    "He's my second baseman," said Randolph, who removed Matsui as part of a double switch to start the seventh. "It takes time, it's going to be a couple of years before he becomes a really solid second baseman."

    Marlins reliever Antonio Alfonseca was ejected in the second inning by third base umpire Charlie Reliford for his reaction to the reversal of a call on Paul Lo Duca's drive off the left field wall.

    After the hit was ruled fair and Lo Duca ended up with a double, Randolph asked for Hernandez's help. The umpires convened halfway down the third base line and overturned the fair call, sending Lo Duca back to the plate.

    McKeon argued briefly with Reliford and then returned to the dugout. Alfonseca, standing just outside the Marlins' bullpen near the foul line in left, was then ejected.

    McKeon said Alfonseca was tossed because he refused Reliford's order to go back into the bullpen.

    "I didn't say anything to him," Alfonseca said. "I do not want to talk about it."

    Television replays showed the ball was foul.

    Game notes

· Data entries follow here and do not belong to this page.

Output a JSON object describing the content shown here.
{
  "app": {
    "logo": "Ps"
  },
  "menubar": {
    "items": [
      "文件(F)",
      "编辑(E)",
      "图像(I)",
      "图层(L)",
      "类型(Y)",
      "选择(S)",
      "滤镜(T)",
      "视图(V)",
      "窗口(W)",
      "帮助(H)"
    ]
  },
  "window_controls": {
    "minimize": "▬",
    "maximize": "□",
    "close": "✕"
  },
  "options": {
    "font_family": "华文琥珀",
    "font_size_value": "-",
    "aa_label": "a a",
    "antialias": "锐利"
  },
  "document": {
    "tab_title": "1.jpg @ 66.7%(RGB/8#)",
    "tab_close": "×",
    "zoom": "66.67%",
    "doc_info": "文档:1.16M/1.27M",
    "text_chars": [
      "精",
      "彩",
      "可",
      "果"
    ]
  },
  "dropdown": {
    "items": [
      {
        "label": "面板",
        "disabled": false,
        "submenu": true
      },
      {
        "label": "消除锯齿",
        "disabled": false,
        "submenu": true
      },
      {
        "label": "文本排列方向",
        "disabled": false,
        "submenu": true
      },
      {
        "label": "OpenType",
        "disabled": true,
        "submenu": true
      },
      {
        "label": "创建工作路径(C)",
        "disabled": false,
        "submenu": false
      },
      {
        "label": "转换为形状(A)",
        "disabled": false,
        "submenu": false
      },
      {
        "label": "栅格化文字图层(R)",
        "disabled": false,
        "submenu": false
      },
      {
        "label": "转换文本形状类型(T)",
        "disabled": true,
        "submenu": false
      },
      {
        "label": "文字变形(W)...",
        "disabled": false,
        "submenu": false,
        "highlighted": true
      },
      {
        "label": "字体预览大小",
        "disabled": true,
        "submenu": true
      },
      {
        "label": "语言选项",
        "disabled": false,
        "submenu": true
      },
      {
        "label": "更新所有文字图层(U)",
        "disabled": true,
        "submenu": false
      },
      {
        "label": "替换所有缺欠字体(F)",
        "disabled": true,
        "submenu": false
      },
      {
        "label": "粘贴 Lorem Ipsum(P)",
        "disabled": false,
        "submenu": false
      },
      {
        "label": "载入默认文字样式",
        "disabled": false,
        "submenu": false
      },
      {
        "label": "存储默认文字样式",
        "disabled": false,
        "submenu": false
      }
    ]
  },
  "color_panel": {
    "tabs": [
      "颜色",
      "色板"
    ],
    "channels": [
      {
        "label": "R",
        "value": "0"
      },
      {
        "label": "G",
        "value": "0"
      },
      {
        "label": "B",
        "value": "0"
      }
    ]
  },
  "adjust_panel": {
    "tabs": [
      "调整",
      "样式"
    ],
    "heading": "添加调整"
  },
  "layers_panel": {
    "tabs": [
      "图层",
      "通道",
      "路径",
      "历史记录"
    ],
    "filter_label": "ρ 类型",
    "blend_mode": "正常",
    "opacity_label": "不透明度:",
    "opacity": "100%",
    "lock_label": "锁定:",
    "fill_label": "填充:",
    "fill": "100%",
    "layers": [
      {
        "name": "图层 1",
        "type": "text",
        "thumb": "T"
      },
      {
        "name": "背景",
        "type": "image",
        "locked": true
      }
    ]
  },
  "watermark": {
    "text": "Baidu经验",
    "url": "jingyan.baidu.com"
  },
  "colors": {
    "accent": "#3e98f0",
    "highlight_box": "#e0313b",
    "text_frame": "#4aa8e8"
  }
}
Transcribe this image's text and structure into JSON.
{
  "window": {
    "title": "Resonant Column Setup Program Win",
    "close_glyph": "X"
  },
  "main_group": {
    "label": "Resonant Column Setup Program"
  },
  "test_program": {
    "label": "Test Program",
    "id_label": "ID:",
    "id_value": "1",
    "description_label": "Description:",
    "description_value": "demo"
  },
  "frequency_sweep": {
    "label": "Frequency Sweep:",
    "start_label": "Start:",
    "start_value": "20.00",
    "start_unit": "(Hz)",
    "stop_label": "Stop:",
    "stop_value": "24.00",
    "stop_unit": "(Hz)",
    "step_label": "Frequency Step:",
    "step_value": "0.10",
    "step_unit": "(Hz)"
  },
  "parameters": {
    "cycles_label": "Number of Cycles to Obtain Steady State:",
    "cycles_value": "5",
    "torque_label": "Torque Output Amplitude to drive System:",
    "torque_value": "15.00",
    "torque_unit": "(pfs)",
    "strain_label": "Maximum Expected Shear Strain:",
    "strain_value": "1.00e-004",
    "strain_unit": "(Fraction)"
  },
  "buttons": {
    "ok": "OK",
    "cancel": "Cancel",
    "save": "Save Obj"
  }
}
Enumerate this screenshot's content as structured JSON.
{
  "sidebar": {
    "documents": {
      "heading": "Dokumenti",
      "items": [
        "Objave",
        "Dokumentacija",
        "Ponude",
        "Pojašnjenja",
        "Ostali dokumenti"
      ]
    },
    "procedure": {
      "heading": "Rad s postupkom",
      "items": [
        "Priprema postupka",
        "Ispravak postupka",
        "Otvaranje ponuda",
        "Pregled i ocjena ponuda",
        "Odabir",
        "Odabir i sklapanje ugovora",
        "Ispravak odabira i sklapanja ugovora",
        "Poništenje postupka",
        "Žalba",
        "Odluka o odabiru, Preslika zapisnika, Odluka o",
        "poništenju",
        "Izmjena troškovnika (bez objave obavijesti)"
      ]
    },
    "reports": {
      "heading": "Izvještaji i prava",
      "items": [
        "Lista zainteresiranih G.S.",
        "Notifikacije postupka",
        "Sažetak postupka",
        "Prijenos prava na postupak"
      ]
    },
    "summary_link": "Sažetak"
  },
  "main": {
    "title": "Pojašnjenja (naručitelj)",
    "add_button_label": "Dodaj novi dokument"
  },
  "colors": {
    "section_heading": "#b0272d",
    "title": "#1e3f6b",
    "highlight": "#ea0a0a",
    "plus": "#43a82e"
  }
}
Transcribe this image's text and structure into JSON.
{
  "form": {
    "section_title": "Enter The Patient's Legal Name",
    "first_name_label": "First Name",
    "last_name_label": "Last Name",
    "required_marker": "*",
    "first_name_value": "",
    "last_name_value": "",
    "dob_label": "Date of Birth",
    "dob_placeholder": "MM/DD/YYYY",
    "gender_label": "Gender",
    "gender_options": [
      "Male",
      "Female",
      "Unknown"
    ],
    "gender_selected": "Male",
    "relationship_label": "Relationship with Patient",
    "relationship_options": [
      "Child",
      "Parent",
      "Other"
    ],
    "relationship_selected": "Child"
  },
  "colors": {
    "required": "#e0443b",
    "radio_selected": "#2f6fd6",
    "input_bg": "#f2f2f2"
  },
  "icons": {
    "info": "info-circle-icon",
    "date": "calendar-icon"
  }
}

    Livan Hernandez had 11 complete games for Florida. ... Mets left fielder Cliff Floyd (strained rib muscle) missed his fifth consecutive start. ... Marlins shortstop Gonzalez and second baseman Luis Castillo turned their 11th and 12th double plays of the season and 301th as a tandem. Cleveland's Ronnie Belliard and Jose Hernandez are next with 109, entering Sunday. ... Lowell doubled in the eighth to snap an 0-for-15 slump.

    Copyright by STATS LLC and The Associated Press